## [What the exercise asks]
Please repeat the records beneath this task exactly as they appear, but skip the images.

(Web page and app entries)
* * * * *

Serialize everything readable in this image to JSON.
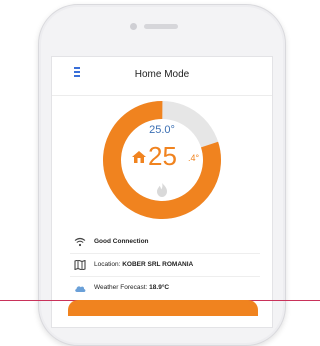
{
  "app": {
    "title": "Home Mode"
  },
  "thermostat": {
    "set_temp": "25.0°",
    "current_temp": "25",
    "current_temp_decimal": ".4°",
    "target_fraction": 0.8
  },
  "status_rows": [
    {
      "icon": "wifi-icon",
      "label": "Good Connection",
      "value": ""
    },
    {
      "icon": "map-icon",
      "label": "Location:",
      "value": "KOBER SRL ROMANIA"
    },
    {
      "icon": "cloud-icon",
      "label": "Weather Forecast:",
      "value": "18.9°C"
    }
  ],
  "colors": {
    "accent": "#f0831f",
    "track": "#e6e6e6",
    "set_temp_text": "#3b6fb3",
    "menu": "#3a6fd8",
    "bottom_line": "#c9325a"
  }
}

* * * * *

## [Task answer]
Serialize everything readable in this image to JSON.
{
  "app": {
    "title": "Home Mode"
  },
  "thermostat": {
    "set_temp": "25.0°",
    "current_temp": "25",
    "current_temp_decimal": ".4°",
    "target_fraction": 0.8
  },
  "status_rows": [
    {
      "icon": "wifi-icon",
      "label": "Good Connection",
      "value": ""
    },
    {
      "icon": "map-icon",
      "label": "Location:",
      "value": "KOBER SRL ROMANIA"
    },
    {
      "icon": "cloud-icon",
      "label": "Weather Forecast:",
      "value": "18.9°C"
    }
  ],
  "colors": {
    "accent": "#f0831f",
    "track": "#e6e6e6",
    "set_temp_text": "#3b6fb3",
    "menu": "#3a6fd8",
    "bottom_line": "#c9325a"
  }
}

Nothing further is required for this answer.